The Marion County Election Board today voted 2-1 to strip Senator Richard Lugar and his wife of their eligibility to vote. The vote reportedly fell along partisan lines; two Democratic members voting for the motion to revoke the Lugars' registration, the lone Republican member voting against.

The six-term Republican US Senator has acknowledged his voter registration is linked to his former Indianapolis home which he sold decades ago. Lugar's current residence is in the Washington suburb of McLean, Virginia.

"Since Senator Lugar took office, he and Mrs. Lugar have scrupulously complied with Indiana law.
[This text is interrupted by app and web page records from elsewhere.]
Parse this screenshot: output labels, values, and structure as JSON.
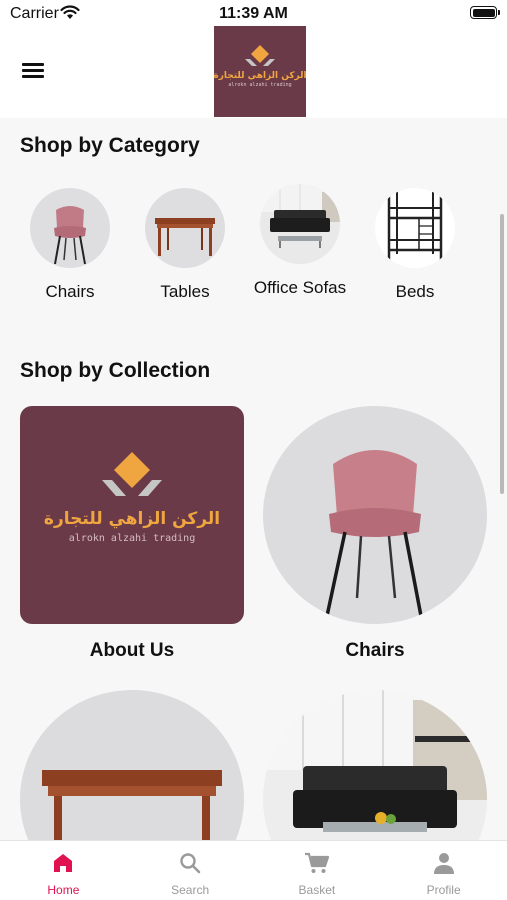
{
  "status_bar": {
    "carrier": "Carrier",
    "time": "11:39 AM"
  },
  "header": {
    "logo": {
      "arabic": "الركن الزاهي للتجارة",
      "latin": "alrokn alzahi trading"
    }
  },
  "categories": {
    "title": "Shop by Category",
    "items": [
      {
        "label": "Chairs"
      },
      {
        "label": "Tables"
      },
      {
        "label": "Office Sofas"
      },
      {
        "label": "Beds"
      }
    ]
  },
  "collections": {
    "title": "Shop by Collection",
    "items": [
      {
        "label": "About Us"
      },
      {
        "label": "Chairs"
      },
      {
        "label": ""
      },
      {
        "label": ""
      }
    ]
  },
  "tabs": [
    {
      "label": "Home",
      "active": true
    },
    {
      "label": "Search",
      "active": false
    },
    {
      "label": "Basket",
      "active": false
    },
    {
      "label": "Profile",
      "active": false
    }
  ],
  "colors": {
    "accent": "#e0124f",
    "brand": "#6b3a48",
    "logo_orange": "#f0a640"
  }
}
The Lugars have also sought and followed the express direction of every legitimate government authority to have addressed the question," said Lugar spokesman Andy Fisher.
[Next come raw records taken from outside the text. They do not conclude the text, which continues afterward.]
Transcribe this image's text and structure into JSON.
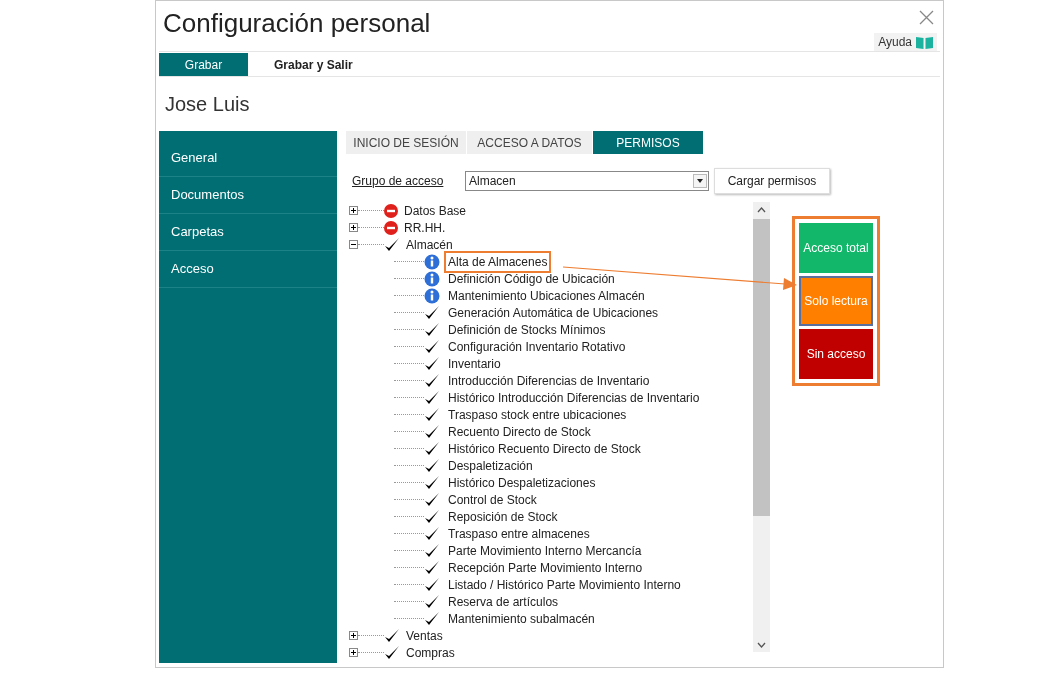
{
  "window": {
    "title": "Configuración personal",
    "help": "Ayuda"
  },
  "toolbar": [
    {
      "label": "Grabar",
      "selected": true
    },
    {
      "label": "Grabar y Salir",
      "selected": false
    }
  ],
  "user": "Jose Luis",
  "sidebar": {
    "items": [
      {
        "label": "General"
      },
      {
        "label": "Documentos"
      },
      {
        "label": "Carpetas"
      },
      {
        "label": "Acceso"
      }
    ]
  },
  "tabs": [
    {
      "label": "INICIO DE SESIÓN",
      "selected": false
    },
    {
      "label": "ACCESO A DATOS",
      "selected": false
    },
    {
      "label": "PERMISOS",
      "selected": true
    }
  ],
  "access_group": {
    "label": "Grupo de acceso",
    "value": "Almacen",
    "button": "Cargar permisos"
  },
  "tree": [
    {
      "label": "Datos Base",
      "kind": "deny",
      "expanded": false
    },
    {
      "label": "RR.HH.",
      "kind": "deny",
      "expanded": false
    },
    {
      "label": "Almacén",
      "kind": "allow",
      "expanded": true,
      "children": [
        {
          "label": "Alta de Almacenes",
          "kind": "info",
          "highlighted": true
        },
        {
          "label": "Definición Código de Ubicación",
          "kind": "info",
          "highlighted": false
        },
        {
          "label": "Mantenimiento Ubicaciones Almacén",
          "kind": "info",
          "highlighted": false
        },
        {
          "label": "Generación Automática de Ubicaciones",
          "kind": "allow",
          "highlighted": false
        },
        {
          "label": "Definición de Stocks Mínimos",
          "kind": "allow",
          "highlighted": false
        },
        {
          "label": "Configuración Inventario Rotativo",
          "kind": "allow",
          "highlighted": false
        },
        {
          "label": "Inventario",
          "kind": "allow",
          "highlighted": false
        },
        {
          "label": "Introducción Diferencias de Inventario",
          "kind": "allow",
          "highlighted": false
        },
        {
          "label": "Histórico Introducción Diferencias de Inventario",
          "kind": "allow",
          "highlighted": false
        },
        {
          "label": "Traspaso stock entre ubicaciones",
          "kind": "allow",
          "highlighted": false
        },
        {
          "label": "Recuento Directo de Stock",
          "kind": "allow",
          "highlighted": false
        },
        {
          "label": "Histórico Recuento Directo de Stock",
          "kind": "allow",
          "highlighted": false
        },
        {
          "label": "Despaletización",
          "kind": "allow",
          "highlighted": false
        },
        {
          "label": "Histórico Despaletizaciones",
          "kind": "allow",
          "highlighted": false
        },
        {
          "label": "Control de Stock",
          "kind": "allow",
          "highlighted": false
        },
        {
          "label": "Reposición de Stock",
          "kind": "allow",
          "highlighted": false
        },
        {
          "label": "Traspaso entre almacenes",
          "kind": "allow",
          "highlighted": false
        },
        {
          "label": "Parte Movimiento Interno Mercancía",
          "kind": "allow",
          "highlighted": false
        },
        {
          "label": "Recepción Parte Movimiento Interno",
          "kind": "allow",
          "highlighted": false
        },
        {
          "label": "Listado / Histórico Parte Movimiento Interno",
          "kind": "allow",
          "highlighted": false
        },
        {
          "label": "Reserva de artículos",
          "kind": "allow",
          "highlighted": false
        },
        {
          "label": "Mantenimiento subalmacén",
          "kind": "allow",
          "highlighted": false
        }
      ]
    },
    {
      "label": "Ventas",
      "kind": "allow",
      "expanded": false
    },
    {
      "label": "Compras",
      "kind": "allow",
      "expanded": false
    }
  ],
  "legend": [
    {
      "label": "Acceso total",
      "color": "#12b76a",
      "selected": false
    },
    {
      "label": "Solo lectura",
      "color": "#ff8000",
      "selected": true
    },
    {
      "label": "Sin acceso",
      "color": "#c00000",
      "selected": false
    }
  ]
}
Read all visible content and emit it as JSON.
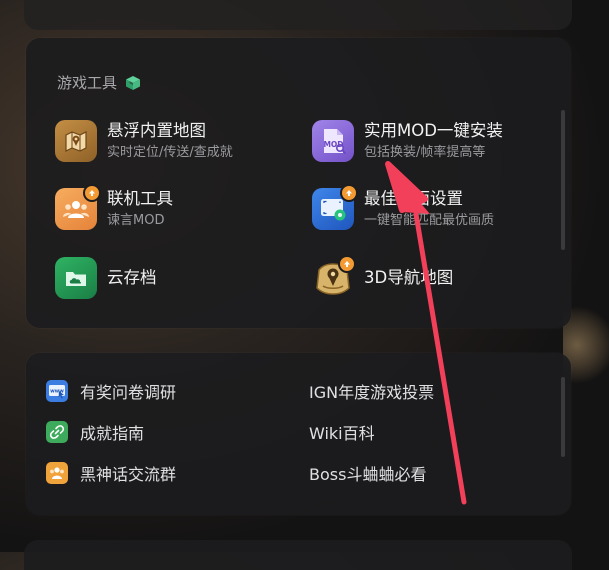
{
  "section": {
    "title": "游戏工具"
  },
  "tools": [
    {
      "name": "悬浮内置地图",
      "sub": "实时定位/传送/查成就",
      "icon": "map-pin-icon"
    },
    {
      "name": "实用MOD一键安装",
      "sub": "包括换装/帧率提高等",
      "icon": "mod-file-icon",
      "icon_text": "MOD"
    },
    {
      "name": "联机工具",
      "sub": "谏言MOD",
      "icon": "group-users-icon"
    },
    {
      "name": "最佳画面设置",
      "sub": "一键智能匹配最优画质",
      "icon": "display-settings-icon"
    },
    {
      "name": "云存档",
      "sub": "",
      "icon": "cloud-folder-icon"
    },
    {
      "name": "3D导航地图",
      "sub": "",
      "icon": "3d-map-icon"
    }
  ],
  "links": [
    {
      "label": "有奖问卷调研",
      "icon": "www-cursor-icon"
    },
    {
      "label": "IGN年度游戏投票",
      "icon": ""
    },
    {
      "label": "成就指南",
      "icon": "link-icon"
    },
    {
      "label": "Wiki百科",
      "icon": ""
    },
    {
      "label": "黑神话交流群",
      "icon": "group-icon"
    },
    {
      "label": "Boss斗蛐蛐必看",
      "icon": ""
    }
  ],
  "colors": {
    "map_icon": "#b8823a",
    "mod_icon": "#8b6bd6",
    "coop_icon": "#f19a4a",
    "display_icon": "#2e6fd8",
    "cloud_icon": "#1f9a52",
    "nav_icon": "#c9a35a",
    "annotation_arrow": "#f2405a"
  }
}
Lugar maintains he remains eligible to vote in Indiana based on the state constitution which reads: "No person shall be deemed to have lost his residence in the State, by reason of absence, either on business of the State or of the United States."

Additionally, three state Attorneys General have supported Lugar's Indiana residency first validated in an opinion by Attorney General Linley Pearson, back in 1982.

But in 1995 state election law was changed to define a candidate's residence as a "person's true, fixed, and permanent home...to which the person has...the intention of returning."

The Marion County Election Board ruled that because the Lugars had no connection to their former Indianapolis home, they abandoned their residence and their legal residency, causing their voter registration to be invalid.

The board additionally ruled the Lugars' continued voting since moving to Virginia was a non-criminal violation.

Not surprisingly, Lugar's primary and general election opponents have chimed in.

Christopher Connor spokesman for Republican primary challenger Richard Mourdock said, "It's sad that Senator Lugar had to be instructed by the Marion County Election Board that he must maintain an actual home in the state he represents in the US Senate."

The winner of the May GOP primary will face Democratic Congressman Joe Donnelly in November.

Today, Donnelly's campaign communications director Elizabeth Shappell flashed her boss' Hoosier roots, "Joe still lives in the house his father-in-law helped build almost 30 years ago. He thinks it is important that the people of Indiana have a U.S. Senator who is focused on them."

It's been suggested Lugar could regain his voting status in Indiana by simply establishing a new Indiana residence and re-registering.

Another avenue may be to appeal the Election Board decision in the Marion County Circuit Court.

Steve Brown is an author, radio broadcaster and seminary professor at Reformed Theological Seminary in Orlando, Florida.